Address of a variable in c

Location in a memory where a variable stores its data or value is known as address of variable. To know address of any variable c has provided a special unary operator & which is known as deference operator or address operator. It operator is only used with variables not with the constant. For example:

#include<stdio.h>
int main(){
    int a=5;
    printf("Address of variable a is: %d",&a);
    return 0;
}

We cannot write: &&a, because:

&&a=& (&a) =& (address of variable a) =& (a constant number)

And we cannot use address operator with constant.

Important points about address of variables in c:

(1)Address of any variable in c is an unsigned integer. It cannot be a negative number. So in printf statement we should use %u instead of %d, to print the address of any variable.

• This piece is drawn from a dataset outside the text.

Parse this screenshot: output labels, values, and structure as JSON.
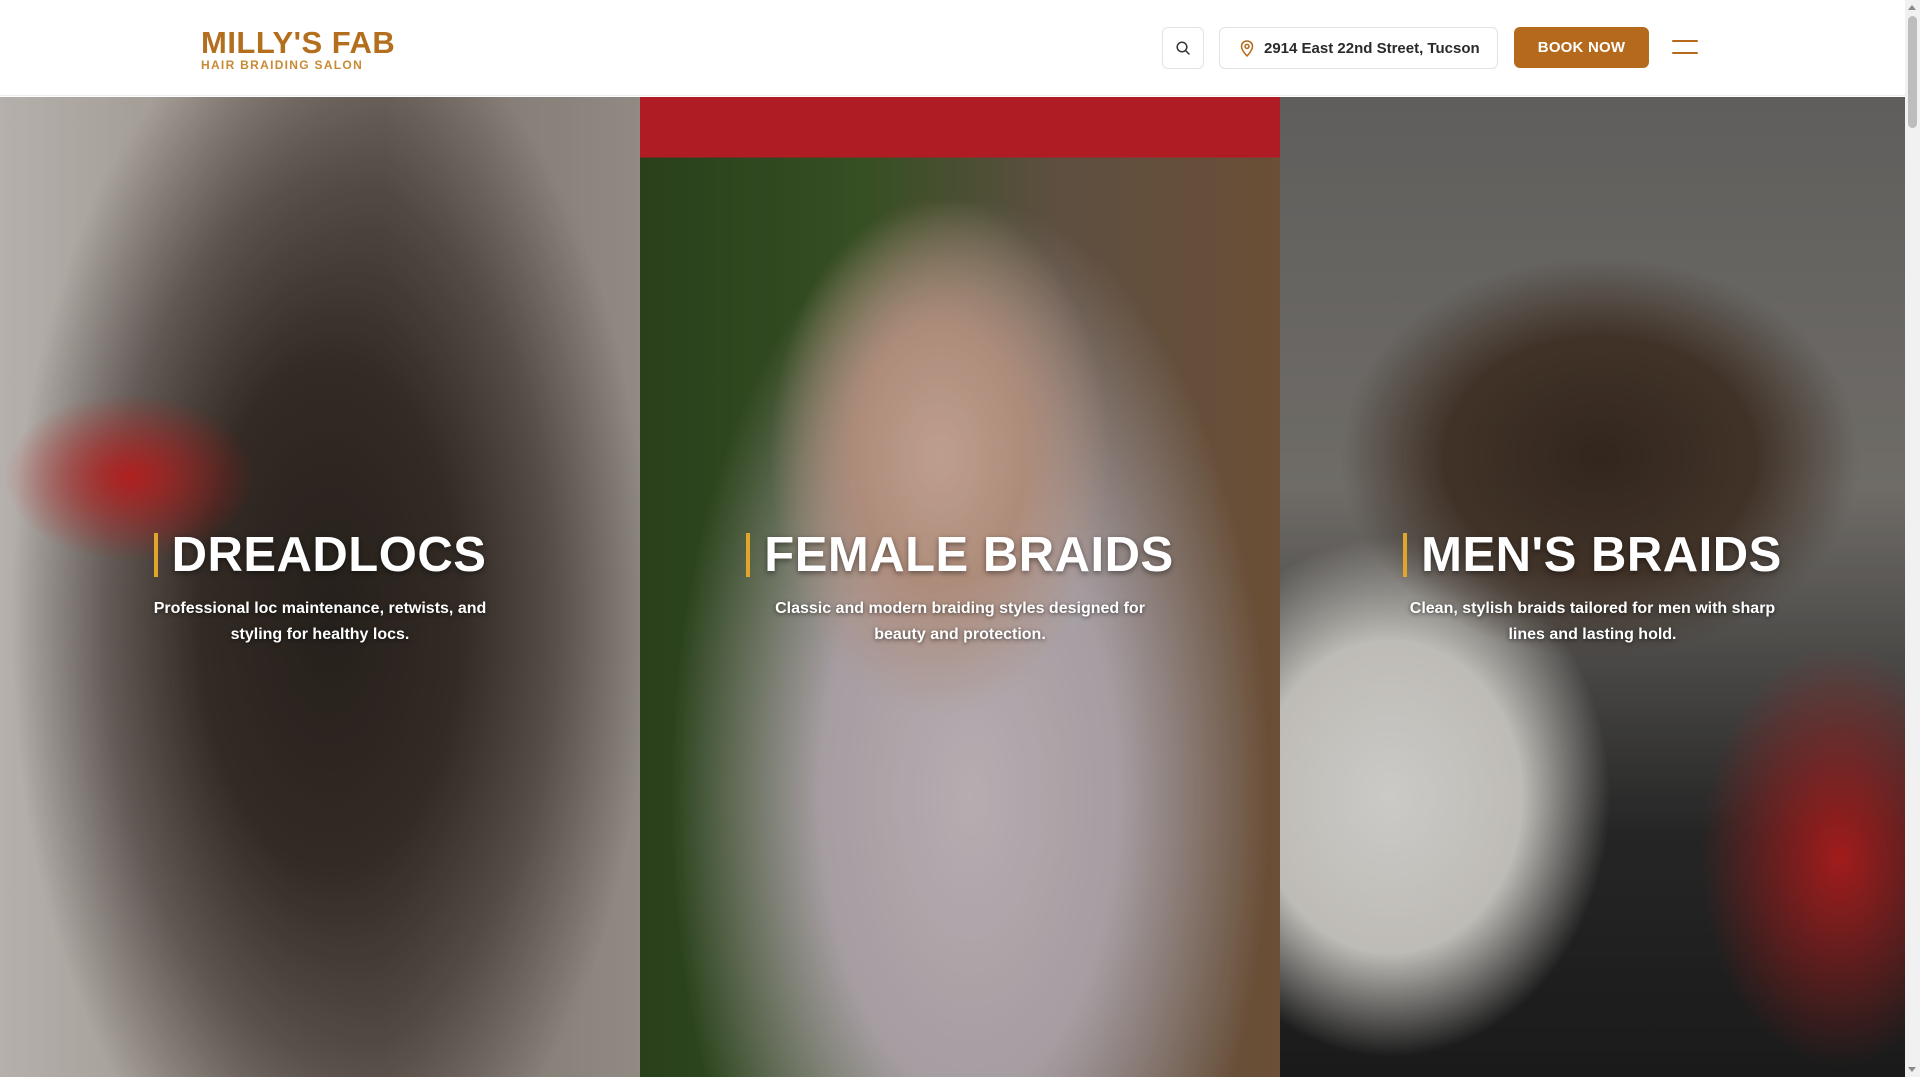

%d: It is used to print signed decimal number.

%u: It is used to print unsigned decimal number.

Since, if the address of any variable will beyond the range of signed short int it will print a cyclic value.

(2)Address of any variable must be within the range 0000 to FFFF in hexadecimal number format or 0 to 65535 i.e. range of unsigned short int in c. To print the address of any variable in hexadecimal number format by printf function we should use %x or %X.

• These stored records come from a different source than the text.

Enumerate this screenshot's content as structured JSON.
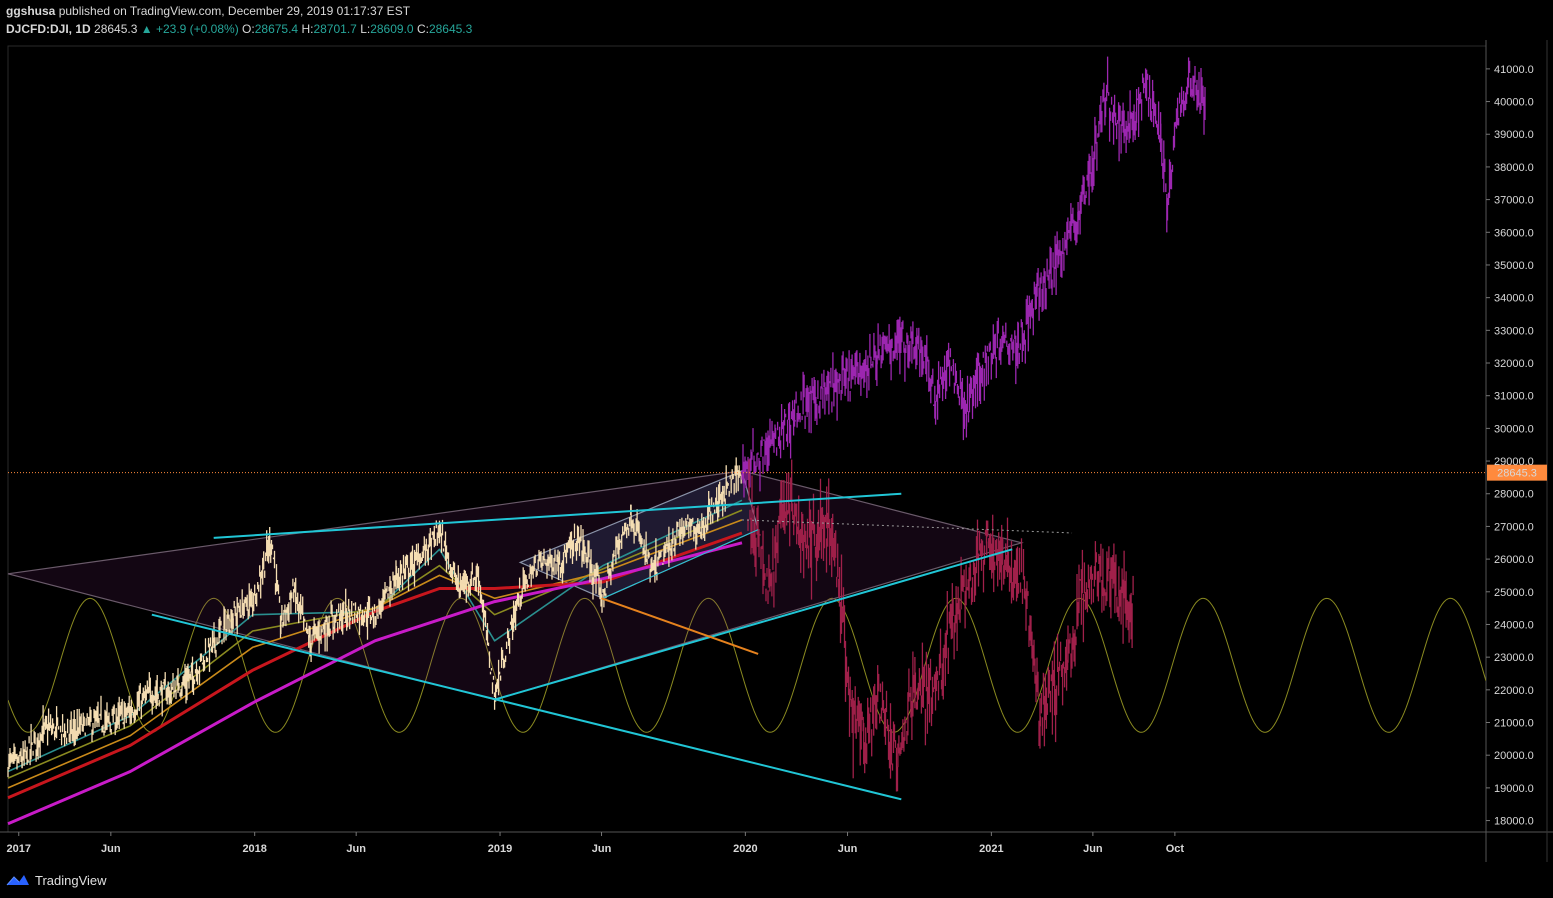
{
  "header": {
    "publisher": "ggshusa",
    "published_text": "published on TradingView.com, December 29, 2019 01:17:37 EST",
    "symbol": "DJCFD:DJI, 1D",
    "last": "28645.3",
    "change": "▲ +23.9 (+0.08%)",
    "o_label": "O:",
    "o_value": "28675.4",
    "h_label": "H:",
    "h_value": "28701.7",
    "l_label": "L:",
    "l_value": "28609.0",
    "c_label": "C:",
    "c_value": "28645.3"
  },
  "footer": {
    "brand": "TradingView"
  },
  "colors": {
    "background": "#000000",
    "price_candles": "#f5deb3",
    "projection_up": "#9c27b0",
    "projection_down": "#a0204a",
    "ma_fast": "#2a8f8f",
    "ma_mid1": "#8a8a20",
    "ma_mid2": "#c98a1a",
    "ma_red": "#c8161d",
    "ma_magenta": "#c81bc8",
    "trendline": "#21c6d6",
    "orange_line": "#e6821e",
    "sine": "#8a8a20",
    "last_price_line": "#ff8a3d",
    "last_price_badge": "#ff8a3d"
  },
  "chart_data": {
    "type": "candlestick",
    "title": "",
    "x_ticks": [
      "2017",
      "Jun",
      "2018",
      "Jun",
      "2019",
      "Jun",
      "2020",
      "Jun",
      "2021",
      "Jun",
      "Oct"
    ],
    "y_ticks": [
      18000,
      19000,
      20000,
      21000,
      22000,
      23000,
      24000,
      25000,
      26000,
      27000,
      28000,
      29000,
      30000,
      31000,
      32000,
      33000,
      34000,
      35000,
      36000,
      37000,
      38000,
      39000,
      40000,
      41000
    ],
    "y_tick_labels": [
      "18000.0",
      "19000.0",
      "20000.0",
      "21000.0",
      "22000.0",
      "23000.0",
      "24000.0",
      "25000.0",
      "26000.0",
      "27000.0",
      "28000.0",
      "29000.0",
      "30000.0",
      "31000.0",
      "32000.0",
      "33000.0",
      "34000.0",
      "35000.0",
      "36000.0",
      "37000.0",
      "38000.0",
      "39000.0",
      "40000.0",
      "41000.0"
    ],
    "ylim": [
      17650,
      41700
    ],
    "last_price": 28645.3,
    "last_price_label": "28645.3",
    "series": [
      {
        "kind": "price",
        "points": [
          [
            "2016-12-30",
            19760
          ],
          [
            "2017-01-20",
            19800
          ],
          [
            "2017-02-24",
            20820
          ],
          [
            "2017-03-31",
            20660
          ],
          [
            "2017-04-28",
            20940
          ],
          [
            "2017-05-31",
            21010
          ],
          [
            "2017-06-30",
            21350
          ],
          [
            "2017-07-31",
            21890
          ],
          [
            "2017-08-31",
            21950
          ],
          [
            "2017-09-29",
            22400
          ],
          [
            "2017-10-31",
            23380
          ],
          [
            "2017-11-30",
            24270
          ],
          [
            "2017-12-29",
            24720
          ],
          [
            "2018-01-26",
            26620
          ],
          [
            "2018-02-09",
            24000
          ],
          [
            "2018-02-28",
            25030
          ],
          [
            "2018-03-23",
            23530
          ],
          [
            "2018-04-30",
            24160
          ],
          [
            "2018-05-31",
            24420
          ],
          [
            "2018-06-29",
            24270
          ],
          [
            "2018-07-31",
            25420
          ],
          [
            "2018-08-31",
            25960
          ],
          [
            "2018-10-03",
            26830
          ],
          [
            "2018-10-31",
            25120
          ],
          [
            "2018-11-30",
            25540
          ],
          [
            "2018-12-24",
            21790
          ],
          [
            "2019-01-31",
            25000
          ],
          [
            "2019-02-28",
            25920
          ],
          [
            "2019-03-29",
            25930
          ],
          [
            "2019-04-30",
            26590
          ],
          [
            "2019-06-03",
            24820
          ],
          [
            "2019-06-28",
            26600
          ],
          [
            "2019-07-15",
            27330
          ],
          [
            "2019-08-15",
            25580
          ],
          [
            "2019-09-30",
            26920
          ],
          [
            "2019-10-31",
            27050
          ],
          [
            "2019-11-29",
            28050
          ],
          [
            "2019-12-27",
            28645
          ]
        ]
      },
      {
        "kind": "projection-up",
        "points": [
          [
            "2019-12-27",
            28645
          ],
          [
            "2020-02-15",
            29600
          ],
          [
            "2020-03-15",
            30500
          ],
          [
            "2020-04-15",
            30900
          ],
          [
            "2020-05-15",
            31300
          ],
          [
            "2020-06-15",
            31700
          ],
          [
            "2020-07-15",
            32200
          ],
          [
            "2020-08-15",
            32700
          ],
          [
            "2020-09-15",
            32600
          ],
          [
            "2020-10-10",
            30900
          ],
          [
            "2020-11-01",
            32000
          ],
          [
            "2020-11-25",
            30600
          ],
          [
            "2020-12-20",
            32000
          ],
          [
            "2021-01-15",
            32800
          ],
          [
            "2021-02-10",
            32600
          ],
          [
            "2021-03-10",
            34000
          ],
          [
            "2021-04-10",
            35200
          ],
          [
            "2021-05-10",
            36500
          ],
          [
            "2021-06-01",
            38200
          ],
          [
            "2021-06-20",
            40200
          ],
          [
            "2021-07-10",
            39200
          ],
          [
            "2021-08-05",
            39600
          ],
          [
            "2021-08-20",
            40600
          ],
          [
            "2021-09-10",
            39000
          ],
          [
            "2021-09-20",
            36700
          ],
          [
            "2021-10-05",
            39600
          ],
          [
            "2021-10-25",
            40700
          ],
          [
            "2021-11-15",
            39900
          ]
        ]
      },
      {
        "kind": "projection-down",
        "points": [
          [
            "2020-01-05",
            27500
          ],
          [
            "2020-02-05",
            25200
          ],
          [
            "2020-03-01",
            27900
          ],
          [
            "2020-04-01",
            26300
          ],
          [
            "2020-05-01",
            27100
          ],
          [
            "2020-05-20",
            25200
          ],
          [
            "2020-06-05",
            21400
          ],
          [
            "2020-06-25",
            20500
          ],
          [
            "2020-07-20",
            21700
          ],
          [
            "2020-08-15",
            19500
          ],
          [
            "2020-09-10",
            22300
          ],
          [
            "2020-10-01",
            21800
          ],
          [
            "2020-10-20",
            22700
          ],
          [
            "2020-11-05",
            24200
          ],
          [
            "2020-12-01",
            25200
          ],
          [
            "2020-12-25",
            26400
          ],
          [
            "2021-01-25",
            25900
          ],
          [
            "2021-02-20",
            25100
          ],
          [
            "2021-03-15",
            21200
          ],
          [
            "2021-04-05",
            22200
          ],
          [
            "2021-04-25",
            22800
          ],
          [
            "2021-05-15",
            25000
          ],
          [
            "2021-06-10",
            25700
          ],
          [
            "2021-07-10",
            25000
          ],
          [
            "2021-08-01",
            24600
          ]
        ]
      }
    ],
    "moving_averages": [
      {
        "name": "fast",
        "color": "#2a8f8f",
        "points": [
          [
            "2016-12-30",
            19500
          ],
          [
            "2017-06-30",
            21200
          ],
          [
            "2017-12-29",
            24300
          ],
          [
            "2018-06-29",
            24400
          ],
          [
            "2018-10-03",
            26300
          ],
          [
            "2018-12-24",
            23500
          ],
          [
            "2019-06-03",
            25800
          ],
          [
            "2019-12-27",
            27800
          ]
        ]
      },
      {
        "name": "mid1",
        "color": "#8a8a20",
        "points": [
          [
            "2016-12-30",
            19300
          ],
          [
            "2017-06-30",
            20900
          ],
          [
            "2017-12-29",
            23800
          ],
          [
            "2018-06-29",
            24500
          ],
          [
            "2018-10-03",
            25800
          ],
          [
            "2018-12-24",
            24300
          ],
          [
            "2019-06-03",
            25700
          ],
          [
            "2019-12-27",
            27500
          ]
        ]
      },
      {
        "name": "mid2",
        "color": "#c98a1a",
        "points": [
          [
            "2016-12-30",
            19000
          ],
          [
            "2017-06-30",
            20600
          ],
          [
            "2017-12-29",
            23300
          ],
          [
            "2018-06-29",
            24500
          ],
          [
            "2018-10-03",
            25500
          ],
          [
            "2018-12-24",
            24800
          ],
          [
            "2019-06-03",
            25600
          ],
          [
            "2019-12-27",
            27200
          ]
        ]
      },
      {
        "name": "red",
        "color": "#c8161d",
        "points": [
          [
            "2016-12-30",
            18700
          ],
          [
            "2017-06-30",
            20300
          ],
          [
            "2017-12-29",
            22600
          ],
          [
            "2018-06-29",
            24400
          ],
          [
            "2018-10-03",
            25100
          ],
          [
            "2018-12-24",
            25100
          ],
          [
            "2019-06-03",
            25300
          ],
          [
            "2019-12-27",
            26800
          ]
        ]
      },
      {
        "name": "magenta",
        "color": "#c81bc8",
        "points": [
          [
            "2016-12-30",
            17900
          ],
          [
            "2017-06-30",
            19500
          ],
          [
            "2017-12-29",
            21600
          ],
          [
            "2018-06-29",
            23500
          ],
          [
            "2018-12-24",
            24700
          ],
          [
            "2019-06-03",
            25400
          ],
          [
            "2019-12-27",
            26500
          ]
        ]
      }
    ],
    "trendlines": [
      {
        "name": "upper-resistance",
        "color": "#21c6d6",
        "from": [
          "2017-11-01",
          26650
        ],
        "to": [
          "2020-08-20",
          28000
        ]
      },
      {
        "name": "lower-support",
        "color": "#21c6d6",
        "from": [
          "2017-08-01",
          24300
        ],
        "to": [
          "2020-08-20",
          18650
        ]
      },
      {
        "name": "rising-support",
        "color": "#21c6d6",
        "from": [
          "2018-12-24",
          21700
        ],
        "to": [
          "2021-02-01",
          26300
        ]
      },
      {
        "name": "channel-lower",
        "color": "#21c6d6",
        "from": [
          "2019-06-03",
          24800
        ],
        "to": [
          "2020-01-20",
          26900
        ]
      },
      {
        "name": "orange-line",
        "color": "#e6821e",
        "from": [
          "2019-06-01",
          24800
        ],
        "to": [
          "2020-01-20",
          23100
        ]
      },
      {
        "name": "dotted-line",
        "color": "#9a9a9a",
        "from": [
          "2019-12-27",
          27200
        ],
        "to": [
          "2021-05-01",
          26800
        ]
      }
    ],
    "patterns": [
      {
        "name": "large-diamond",
        "points": [
          [
            "2016-12-30",
            25550
          ],
          [
            "2019-12-27",
            28700
          ],
          [
            "2021-02-15",
            26500
          ],
          [
            "2018-12-24",
            21700
          ]
        ]
      },
      {
        "name": "inner-channel",
        "points": [
          [
            "2019-01-31",
            25900
          ],
          [
            "2019-12-27",
            28700
          ],
          [
            "2020-01-20",
            26900
          ],
          [
            "2019-06-03",
            24800
          ]
        ]
      }
    ],
    "sine_wave": {
      "color": "#8a8a20",
      "center": 22750,
      "amplitude": 2050,
      "peaks": [
        "2017-05-01",
        "2017-11-01",
        "2018-05-01",
        "2018-11-01",
        "2019-05-01",
        "2019-11-01",
        "2020-05-01",
        "2020-11-01",
        "2021-05-01",
        "2021-11-01",
        "2022-05-01"
      ]
    }
  }
}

%x: To print a number in hexadecimal format using 0 to 9 and a, b, c, d, e, f.

%X: To print a number in hexadecimal format using 0 to 9 and A, B, C, D, E, F.

(3)A programmer cannot know at which address a variable will store the data. It is decided by compiler or operating system.

(4)Any two variables in c cannot have same physical address.

(5)Address of any variable reserve two bytes of memory spaces.

(6) Address of any variable in c is not integer type so to assign an address to a integral variable we have to type cast the address. For example:

#include<stdio.h>
int main(){
    int a=100;
    unsigned int b=(unsigned)&b;
    printf("%u",b);
    return 0;
}

Address arithmetic in c:

(1) We can subtract address of any two variables.  For example:

#include<stdio.h>
int main(){
    int a;
    int b;
    printf("%d",&b-&a);
    return 0;
}

(2)We cannot add, multiply, divide two addresses.

(3) we can add or subtract a integer number with address.

(3)Other operators which can be used with addresses are:

(a)Negation operator:!

(b)Size operator: sizeof

(c)Type casting operator: (Type)

(e) Deference operator: *

(f)Logical operator: &&, ||

Example:

#include<stdio.h>
int main(){
    int a=12,b;
    printf("%d",!&a);
    printf("%d",sizeof(&a));
    printf("%d",(int)&a);
    printf("%d",*&a);
    printf("%d  %d %d %d",&a&&&b,&a&&b,&a||&b,&a||b);
    return 0;

8 comments:

Anonymous said...

give d ans of above prog

Anonymous said...

plz giv the ans of above prog

Anonymous said...

mention the output

Anonymous said...

mention the output..

Anonymous said...

Pls mention the o/p for the abv pgm....thank u

Unknown said...

0
4
-1081010724
12
1 0 1
1

Unknown said...

Wow!
Very good explanation.
You are great.

lokesh said...

I got wonderful information from this blog. Thanks for sharing this post. it becomes easy to read and understand the information.
Data Science Course in Chennai
Data Science Courses in Bangalore
Data Science Course in coimbatore
Data Science Course in Hyderabad
Data Science Training in Bangalore
Best Data Science Courses in Bangalore
Data Science Institute in Bangalore
Data Science Training Institutes in Bangalore
AWS Training in Bangalore
DevOps Training in Bangalore